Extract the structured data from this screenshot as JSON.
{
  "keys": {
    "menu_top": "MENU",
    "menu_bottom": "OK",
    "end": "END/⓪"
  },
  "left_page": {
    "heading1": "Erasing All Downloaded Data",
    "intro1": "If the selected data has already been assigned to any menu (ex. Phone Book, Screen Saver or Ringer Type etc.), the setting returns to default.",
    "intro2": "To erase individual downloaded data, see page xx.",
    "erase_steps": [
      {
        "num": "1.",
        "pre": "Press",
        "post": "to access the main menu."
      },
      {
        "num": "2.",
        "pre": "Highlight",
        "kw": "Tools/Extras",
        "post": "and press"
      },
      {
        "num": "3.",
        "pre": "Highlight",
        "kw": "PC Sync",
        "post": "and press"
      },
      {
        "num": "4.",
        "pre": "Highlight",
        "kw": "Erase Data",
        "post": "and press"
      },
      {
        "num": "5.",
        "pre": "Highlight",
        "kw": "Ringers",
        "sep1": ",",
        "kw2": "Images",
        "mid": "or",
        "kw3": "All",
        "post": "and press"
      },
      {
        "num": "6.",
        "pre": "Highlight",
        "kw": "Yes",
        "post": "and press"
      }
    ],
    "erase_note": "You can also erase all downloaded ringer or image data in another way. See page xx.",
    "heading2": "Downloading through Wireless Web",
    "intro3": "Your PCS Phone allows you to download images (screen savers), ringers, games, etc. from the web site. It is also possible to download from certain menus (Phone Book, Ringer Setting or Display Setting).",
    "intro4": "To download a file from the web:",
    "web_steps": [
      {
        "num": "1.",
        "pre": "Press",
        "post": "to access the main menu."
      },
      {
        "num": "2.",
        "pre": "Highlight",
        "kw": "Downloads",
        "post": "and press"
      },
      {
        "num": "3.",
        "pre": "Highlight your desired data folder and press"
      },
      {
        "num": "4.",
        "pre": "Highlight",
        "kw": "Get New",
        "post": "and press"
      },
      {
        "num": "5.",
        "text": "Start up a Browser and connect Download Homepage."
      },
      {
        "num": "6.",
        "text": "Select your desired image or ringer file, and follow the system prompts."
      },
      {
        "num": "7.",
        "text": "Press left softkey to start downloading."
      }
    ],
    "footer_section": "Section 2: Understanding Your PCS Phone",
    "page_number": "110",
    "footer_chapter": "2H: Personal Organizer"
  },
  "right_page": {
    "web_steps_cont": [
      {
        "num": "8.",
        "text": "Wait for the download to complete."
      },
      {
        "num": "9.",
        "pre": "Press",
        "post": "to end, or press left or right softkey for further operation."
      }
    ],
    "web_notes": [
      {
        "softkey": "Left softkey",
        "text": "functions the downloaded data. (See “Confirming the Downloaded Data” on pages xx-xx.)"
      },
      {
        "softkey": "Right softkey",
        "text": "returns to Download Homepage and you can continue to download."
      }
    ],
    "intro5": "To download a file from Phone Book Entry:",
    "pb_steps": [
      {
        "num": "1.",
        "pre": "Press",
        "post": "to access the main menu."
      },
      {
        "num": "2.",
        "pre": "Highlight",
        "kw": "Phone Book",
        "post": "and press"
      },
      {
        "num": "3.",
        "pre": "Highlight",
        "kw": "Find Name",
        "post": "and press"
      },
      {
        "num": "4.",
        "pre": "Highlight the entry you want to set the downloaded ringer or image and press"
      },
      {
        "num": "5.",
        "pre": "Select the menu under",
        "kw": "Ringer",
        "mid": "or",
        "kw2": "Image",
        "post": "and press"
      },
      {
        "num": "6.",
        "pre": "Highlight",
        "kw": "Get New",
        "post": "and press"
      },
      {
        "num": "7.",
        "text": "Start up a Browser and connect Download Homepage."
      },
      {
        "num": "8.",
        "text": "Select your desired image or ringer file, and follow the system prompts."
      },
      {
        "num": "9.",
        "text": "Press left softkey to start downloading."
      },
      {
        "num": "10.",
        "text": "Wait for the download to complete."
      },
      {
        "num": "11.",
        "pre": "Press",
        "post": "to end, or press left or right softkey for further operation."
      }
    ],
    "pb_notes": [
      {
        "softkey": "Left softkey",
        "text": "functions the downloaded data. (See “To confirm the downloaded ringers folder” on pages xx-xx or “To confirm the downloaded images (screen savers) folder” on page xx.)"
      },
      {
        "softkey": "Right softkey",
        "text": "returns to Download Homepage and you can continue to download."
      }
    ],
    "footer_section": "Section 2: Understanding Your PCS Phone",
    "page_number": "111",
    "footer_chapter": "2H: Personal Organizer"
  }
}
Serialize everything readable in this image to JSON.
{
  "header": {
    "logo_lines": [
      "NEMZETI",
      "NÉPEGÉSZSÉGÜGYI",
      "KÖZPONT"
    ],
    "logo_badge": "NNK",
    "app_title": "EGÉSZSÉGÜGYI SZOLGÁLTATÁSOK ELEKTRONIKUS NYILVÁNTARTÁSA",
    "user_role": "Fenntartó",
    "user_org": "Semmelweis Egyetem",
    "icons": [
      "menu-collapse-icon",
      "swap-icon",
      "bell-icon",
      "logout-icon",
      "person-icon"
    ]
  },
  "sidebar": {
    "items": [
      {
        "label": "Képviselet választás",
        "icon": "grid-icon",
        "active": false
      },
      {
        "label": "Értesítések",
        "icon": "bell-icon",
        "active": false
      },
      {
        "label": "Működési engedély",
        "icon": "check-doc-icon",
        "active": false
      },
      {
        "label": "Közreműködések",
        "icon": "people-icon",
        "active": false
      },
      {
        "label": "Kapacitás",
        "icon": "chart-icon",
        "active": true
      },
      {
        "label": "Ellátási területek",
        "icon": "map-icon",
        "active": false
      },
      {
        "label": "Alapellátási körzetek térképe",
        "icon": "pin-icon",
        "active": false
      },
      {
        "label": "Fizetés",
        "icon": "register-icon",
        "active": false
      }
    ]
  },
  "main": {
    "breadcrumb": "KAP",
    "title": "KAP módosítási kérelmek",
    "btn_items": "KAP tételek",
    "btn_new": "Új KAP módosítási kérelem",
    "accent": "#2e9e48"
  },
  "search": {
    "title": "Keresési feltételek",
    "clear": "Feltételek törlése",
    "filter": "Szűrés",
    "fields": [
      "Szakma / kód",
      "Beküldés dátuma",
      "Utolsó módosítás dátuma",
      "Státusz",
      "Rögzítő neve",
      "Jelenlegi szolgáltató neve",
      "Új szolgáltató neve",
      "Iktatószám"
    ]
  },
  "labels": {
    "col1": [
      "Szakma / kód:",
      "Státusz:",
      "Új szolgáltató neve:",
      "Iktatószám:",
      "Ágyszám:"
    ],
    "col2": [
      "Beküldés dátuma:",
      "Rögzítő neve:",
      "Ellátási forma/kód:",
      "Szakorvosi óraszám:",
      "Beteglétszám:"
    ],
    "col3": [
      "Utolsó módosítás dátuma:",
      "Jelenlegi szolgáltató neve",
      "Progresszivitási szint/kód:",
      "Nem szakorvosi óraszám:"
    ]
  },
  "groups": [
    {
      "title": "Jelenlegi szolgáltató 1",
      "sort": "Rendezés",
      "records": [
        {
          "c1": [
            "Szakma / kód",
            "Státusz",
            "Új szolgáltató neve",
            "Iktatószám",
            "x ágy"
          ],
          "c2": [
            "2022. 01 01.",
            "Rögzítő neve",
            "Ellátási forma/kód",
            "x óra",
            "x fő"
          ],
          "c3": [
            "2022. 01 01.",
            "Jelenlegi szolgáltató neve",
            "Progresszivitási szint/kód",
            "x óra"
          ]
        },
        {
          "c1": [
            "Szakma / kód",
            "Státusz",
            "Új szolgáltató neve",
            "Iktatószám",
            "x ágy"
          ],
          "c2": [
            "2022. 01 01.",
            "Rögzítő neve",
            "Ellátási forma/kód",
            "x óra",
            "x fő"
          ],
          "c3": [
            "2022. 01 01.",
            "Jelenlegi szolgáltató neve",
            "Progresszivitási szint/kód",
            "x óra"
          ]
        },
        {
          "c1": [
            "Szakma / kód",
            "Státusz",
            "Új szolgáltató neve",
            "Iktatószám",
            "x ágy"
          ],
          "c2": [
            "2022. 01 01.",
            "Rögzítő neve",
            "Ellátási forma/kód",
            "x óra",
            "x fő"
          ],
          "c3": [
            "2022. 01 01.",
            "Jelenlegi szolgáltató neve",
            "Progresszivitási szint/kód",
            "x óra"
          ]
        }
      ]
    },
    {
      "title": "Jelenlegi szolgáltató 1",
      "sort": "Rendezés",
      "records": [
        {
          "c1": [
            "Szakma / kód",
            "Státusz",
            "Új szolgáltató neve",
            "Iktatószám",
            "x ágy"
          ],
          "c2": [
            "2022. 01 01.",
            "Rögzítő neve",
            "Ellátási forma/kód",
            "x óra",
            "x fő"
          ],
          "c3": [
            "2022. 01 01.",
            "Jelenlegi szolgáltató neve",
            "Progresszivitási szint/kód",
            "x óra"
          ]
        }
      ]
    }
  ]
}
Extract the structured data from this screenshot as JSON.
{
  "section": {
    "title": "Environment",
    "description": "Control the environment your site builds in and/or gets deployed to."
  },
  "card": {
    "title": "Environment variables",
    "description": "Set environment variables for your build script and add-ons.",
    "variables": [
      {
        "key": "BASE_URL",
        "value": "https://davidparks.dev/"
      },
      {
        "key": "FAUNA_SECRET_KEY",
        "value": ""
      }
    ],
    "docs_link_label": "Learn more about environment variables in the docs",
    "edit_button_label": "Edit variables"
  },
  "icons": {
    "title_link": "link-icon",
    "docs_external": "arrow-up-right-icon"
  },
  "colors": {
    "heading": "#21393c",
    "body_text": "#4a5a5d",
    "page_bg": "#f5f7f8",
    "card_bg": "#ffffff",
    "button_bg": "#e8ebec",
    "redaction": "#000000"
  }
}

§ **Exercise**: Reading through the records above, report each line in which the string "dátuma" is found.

§ **Result below**:
      "Beküldés dátuma",
      "Utolsó módosítás dátuma",
      "Beküldés dátuma:",
      "Utolsó módosítás dátuma:",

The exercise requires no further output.